and last updated 2019-06-14 14:29:20-04

GATESVILLE, TX — The City of Gatesville sells the water it gathers from Belton Lake to five other Central Texas water distributors.

Now, in an accountability move, the city has launched a study of wholesale water rates to make sure the city charges enough to cover the cost. The study comes ahead of an expected spike in the cost of drinking water.

Karen Spitzer calls tap water one of the best bargains around.

"I think it's reasonable for a family of four, for the rate that we pay in our home for the dishes that we do and laundry that we do," said Spitzer, a Gatesville water customer.

The City of Gatesville recently completed a survey of retail water rates and is now turning its attention to wholesale rates. They are rates that distributors, such as Mountain Water, Grove Water, Flat Fort Gates and Coryell City Water corporations, pay.


"A rate study will look at your revenues to your costs. If, in fact, your costs and revenues are out of balance, in other words, it's costing you more than the revenues are coming in, then you identify what that shortfall is," said Gatesville City Manager Bill Parry.

Parry said there are four elements that go into the cost of water. These include the cost of raw water, or the rights to it, operating costs, debt service and capital replacement for storage tanks and pipes.

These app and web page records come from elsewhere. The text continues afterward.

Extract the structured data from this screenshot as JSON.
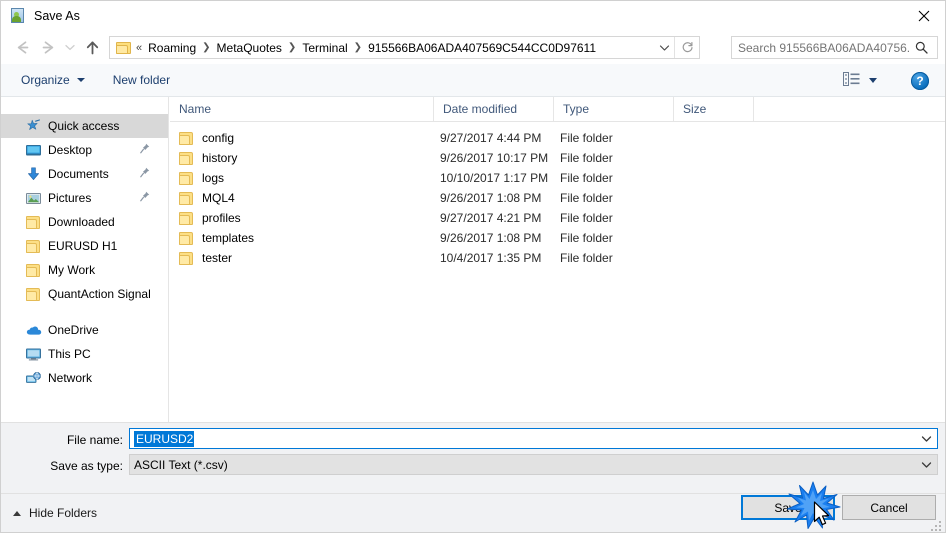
{
  "window": {
    "title": "Save As",
    "icon": "save-as-app-icon",
    "close_label": "✕"
  },
  "nav": {
    "back_icon": "back-arrow-icon",
    "forward_icon": "forward-arrow-icon",
    "recent_icon": "recent-locations-chevron-icon",
    "up_icon": "up-arrow-icon",
    "folder_icon": "folder-icon",
    "breadcrumbs": [
      {
        "label": "«",
        "type": "overflow"
      },
      {
        "label": "Roaming",
        "type": "crumb"
      },
      {
        "label": "MetaQuotes",
        "type": "crumb"
      },
      {
        "label": "Terminal",
        "type": "crumb"
      },
      {
        "label": "915566BA06ADA407569C544CC0D97611",
        "type": "crumb"
      }
    ],
    "dropdown_icon": "chevron-down-icon",
    "refresh_icon": "refresh-icon"
  },
  "search": {
    "placeholder": "Search 915566BA06ADA40756...",
    "value": "",
    "icon": "search-icon"
  },
  "toolbar": {
    "organize_label": "Organize",
    "new_folder_label": "New folder",
    "view_icon": "view-list-icon",
    "help_label": "?",
    "help_icon": "help-icon"
  },
  "sidebar": {
    "items": [
      {
        "label": "Quick access",
        "icon": "star-pin-icon",
        "selected": true,
        "pinned": false
      },
      {
        "label": "Desktop",
        "icon": "desktop-icon",
        "selected": false,
        "pinned": true
      },
      {
        "label": "Documents",
        "icon": "documents-download-icon",
        "selected": false,
        "pinned": true
      },
      {
        "label": "Pictures",
        "icon": "pictures-icon",
        "selected": false,
        "pinned": true
      },
      {
        "label": "Downloaded",
        "icon": "folder-icon",
        "selected": false,
        "pinned": false
      },
      {
        "label": "EURUSD H1",
        "icon": "folder-icon",
        "selected": false,
        "pinned": false
      },
      {
        "label": "My Work",
        "icon": "folder-icon",
        "selected": false,
        "pinned": false
      },
      {
        "label": "QuantAction Signal",
        "icon": "folder-icon",
        "selected": false,
        "pinned": false
      },
      {
        "label": "OneDrive",
        "icon": "onedrive-cloud-icon",
        "selected": false,
        "pinned": false
      },
      {
        "label": "This PC",
        "icon": "this-pc-icon",
        "selected": false,
        "pinned": false
      },
      {
        "label": "Network",
        "icon": "network-icon",
        "selected": false,
        "pinned": false
      }
    ]
  },
  "filelist": {
    "columns": [
      {
        "label": "Name",
        "sorted": "asc"
      },
      {
        "label": "Date modified",
        "sorted": ""
      },
      {
        "label": "Type",
        "sorted": ""
      },
      {
        "label": "Size",
        "sorted": ""
      }
    ],
    "rows": [
      {
        "name": "config",
        "date": "9/27/2017 4:44 PM",
        "type": "File folder",
        "size": "",
        "icon": "folder-icon"
      },
      {
        "name": "history",
        "date": "9/26/2017 10:17 PM",
        "type": "File folder",
        "size": "",
        "icon": "folder-icon"
      },
      {
        "name": "logs",
        "date": "10/10/2017 1:17 PM",
        "type": "File folder",
        "size": "",
        "icon": "folder-icon"
      },
      {
        "name": "MQL4",
        "date": "9/26/2017 1:08 PM",
        "type": "File folder",
        "size": "",
        "icon": "folder-icon"
      },
      {
        "name": "profiles",
        "date": "9/27/2017 4:21 PM",
        "type": "File folder",
        "size": "",
        "icon": "folder-icon"
      },
      {
        "name": "templates",
        "date": "9/26/2017 1:08 PM",
        "type": "File folder",
        "size": "",
        "icon": "folder-icon"
      },
      {
        "name": "tester",
        "date": "10/4/2017 1:35 PM",
        "type": "File folder",
        "size": "",
        "icon": "folder-icon"
      }
    ]
  },
  "form": {
    "filename_label": "File name:",
    "filename_value": "EURUSD2",
    "savetype_label": "Save as type:",
    "savetype_value": "ASCII Text (*.csv)",
    "chevron_icon": "chevron-down-icon"
  },
  "footer": {
    "hide_folders_label": "Hide Folders",
    "save_label": "Save",
    "cancel_label": "Cancel",
    "resize_grip_icon": "resize-grip-icon"
  },
  "pointer": {
    "cursor_icon": "arrow-cursor-icon",
    "click_effect_icon": "click-burst-icon"
  },
  "colors": {
    "accent": "#0078d7",
    "folder": "#fcdf86",
    "toolbar_text": "#1d3f6e",
    "selection": "#d8d8d8",
    "panel": "#f1f2f4"
  }
}
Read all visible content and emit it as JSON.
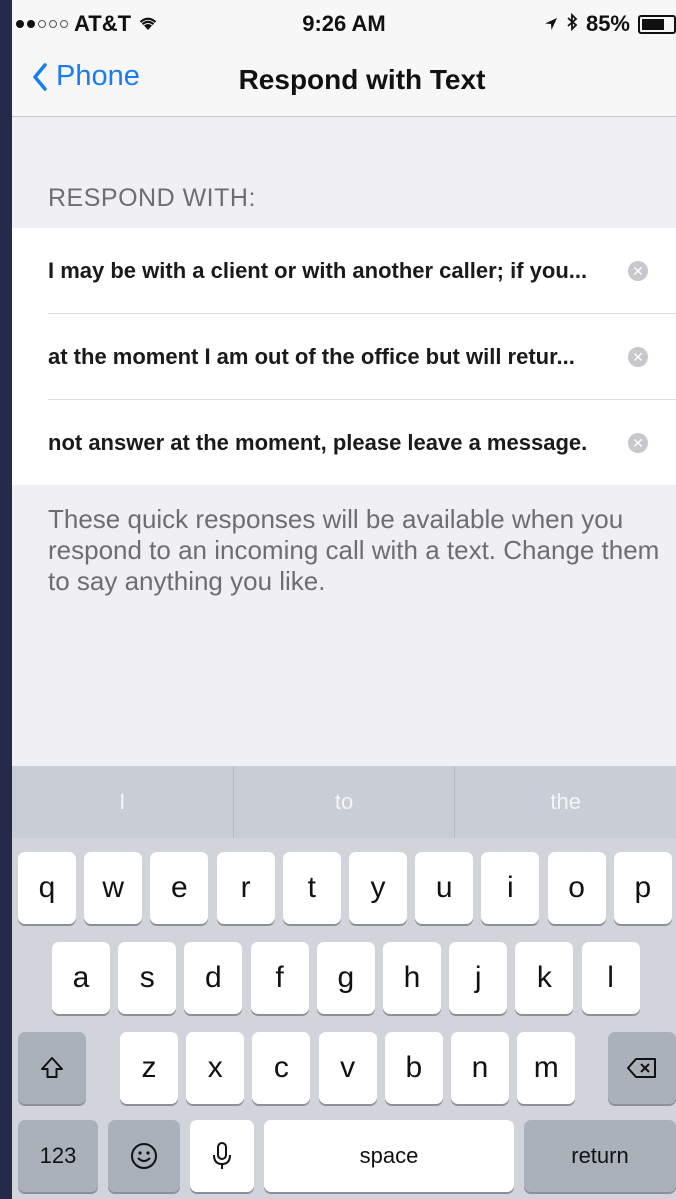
{
  "status_bar": {
    "carrier": "AT&T",
    "time": "9:26 AM",
    "battery": "85%",
    "battery_level": 0.85
  },
  "nav": {
    "back_label": "Phone",
    "title": "Respond with Text"
  },
  "section_header": "RESPOND WITH:",
  "responses": [
    "I may be with a client or with another caller; if you...",
    "at the moment I am out of the office but will retur...",
    "not answer at the moment, please leave a message."
  ],
  "footer_text": "These quick responses will be available when you respond to an incoming call with a text. Change them to say anything you like.",
  "keyboard": {
    "predictions": [
      "I",
      "to",
      "the"
    ],
    "row1": [
      "q",
      "w",
      "e",
      "r",
      "t",
      "y",
      "u",
      "i",
      "o",
      "p"
    ],
    "row2": [
      "a",
      "s",
      "d",
      "f",
      "g",
      "h",
      "j",
      "k",
      "l"
    ],
    "row3": [
      "z",
      "x",
      "c",
      "v",
      "b",
      "n",
      "m"
    ],
    "numbers_label": "123",
    "space_label": "space",
    "return_label": "return"
  },
  "colors": {
    "accent": "#1a7cf5",
    "background": "#efeff4"
  }
}
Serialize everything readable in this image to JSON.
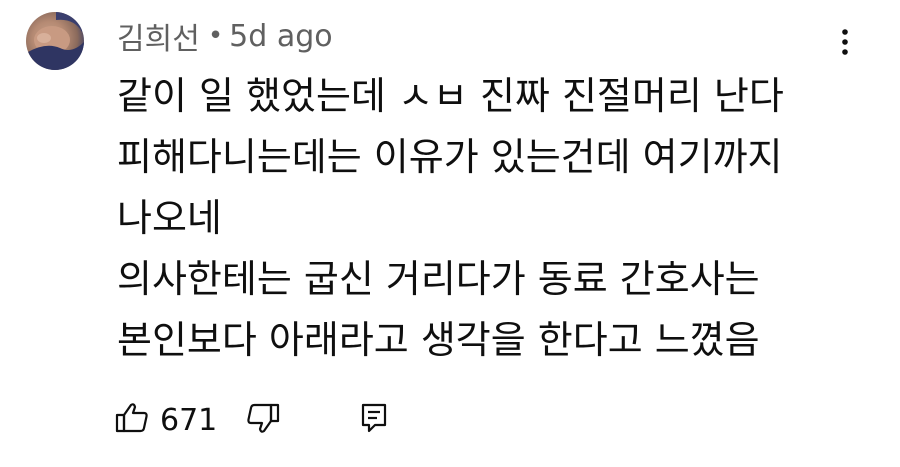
{
  "comment": {
    "author": "김희선",
    "separator": "•",
    "time": "5d ago",
    "lines": [
      "같이 일 했었는데 ㅅㅂ 진짜 진절머리 난다",
      "피해다니는데는 이유가 있는건데 여기까지",
      "나오네",
      "의사한테는 굽신 거리다가 동료 간호사는",
      "본인보다 아래라고 생각을 한다고  느꼈음"
    ],
    "likes": "671"
  },
  "icons": {
    "more": "more-vert-icon",
    "like": "thumb-up-icon",
    "dislike": "thumb-down-icon",
    "reply": "reply-comment-icon"
  },
  "colors": {
    "text": "#0f0f0f",
    "meta": "#606060",
    "background": "#ffffff"
  }
}
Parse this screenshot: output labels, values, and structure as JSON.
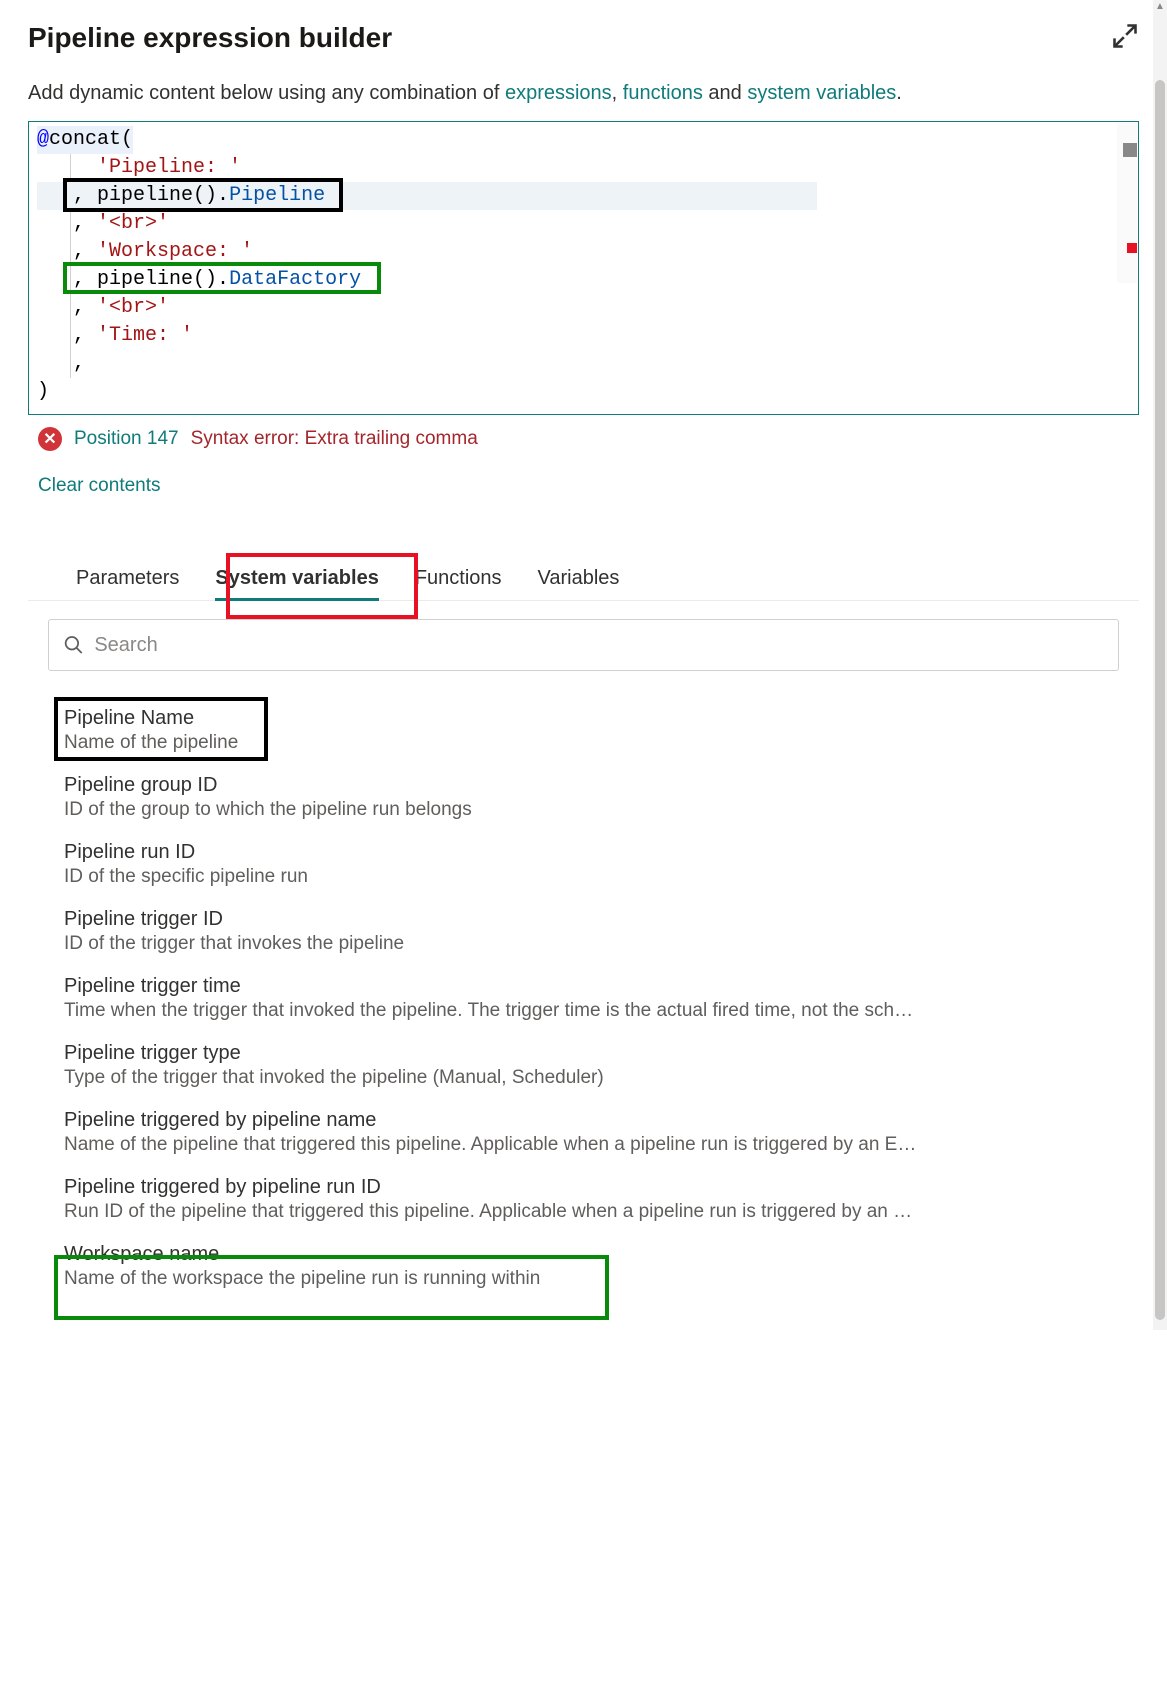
{
  "header": {
    "title": "Pipeline expression builder"
  },
  "intro": {
    "prefix": "Add dynamic content below using any combination of ",
    "link_expressions": "expressions",
    "link_functions": "functions",
    "and": " and ",
    "link_sysvars": "system variables",
    "period": "."
  },
  "editor": {
    "lines": {
      "l1_at": "@",
      "l1_concat": "concat(",
      "l2_str": "'Pipeline: '",
      "l3_comma": ", ",
      "l3_call": "pipeline().",
      "l3_prop": "Pipeline",
      "l4_comma": ", ",
      "l4_str": "'<br>'",
      "l5_comma": ", ",
      "l5_str": "'Workspace: '",
      "l6_comma": ", ",
      "l6_call": "pipeline().",
      "l6_prop": "DataFactory",
      "l7_comma": ", ",
      "l7_str": "'<br>'",
      "l8_comma": ", ",
      "l8_str": "'Time: '",
      "l9": ",",
      "l10": ")"
    }
  },
  "error": {
    "position": "Position 147",
    "message": "Syntax error: Extra trailing comma"
  },
  "clear": "Clear contents",
  "tabs": {
    "parameters": "Parameters",
    "system_variables": "System variables",
    "functions": "Functions",
    "variables": "Variables"
  },
  "search": {
    "placeholder": "Search"
  },
  "sysvars": [
    {
      "title": "Pipeline Name",
      "desc": "Name of the pipeline"
    },
    {
      "title": "Pipeline group ID",
      "desc": "ID of the group to which the pipeline run belongs"
    },
    {
      "title": "Pipeline run ID",
      "desc": "ID of the specific pipeline run"
    },
    {
      "title": "Pipeline trigger ID",
      "desc": "ID of the trigger that invokes the pipeline"
    },
    {
      "title": "Pipeline trigger time",
      "desc": "Time when the trigger that invoked the pipeline. The trigger time is the actual fired time, not the sch…"
    },
    {
      "title": "Pipeline trigger type",
      "desc": "Type of the trigger that invoked the pipeline (Manual, Scheduler)"
    },
    {
      "title": "Pipeline triggered by pipeline name",
      "desc": "Name of the pipeline that triggered this pipeline. Applicable when a pipeline run is triggered by an E…"
    },
    {
      "title": "Pipeline triggered by pipeline run ID",
      "desc": "Run ID of the pipeline that triggered this pipeline. Applicable when a pipeline run is triggered by an …"
    },
    {
      "title": "Workspace name",
      "desc": "Name of the workspace the pipeline run is running within"
    }
  ]
}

He says the authority that oversees Belton Lake water is planning a big increase in the price it charges starting in 2021.

"Those rights will go up to about $76 to $78 an acre/foot, so they'll essentially quadruple," said Parry.

He says the study will show what it costs to gather, treat and distribute the water, and whether the current rates cover it.

Parry expects to have the results of the study in six months.

"Water is a business that we run separately, absolutely. We're trying to get it to pay for itself. That's exactly correct," said Parry.

It will also advise him how much to gradually raise rates so wholesale customers, and retail customers like Spitzer, don't get a case of "sticker shock" when the price goes up.

"I would prefer the rates to go up gradually. So, our family could budget better for the increase," said Spitzer.

The goal is to help families that drink Gatesville water pay for it, and keep Gatesville taxpayers off the hook.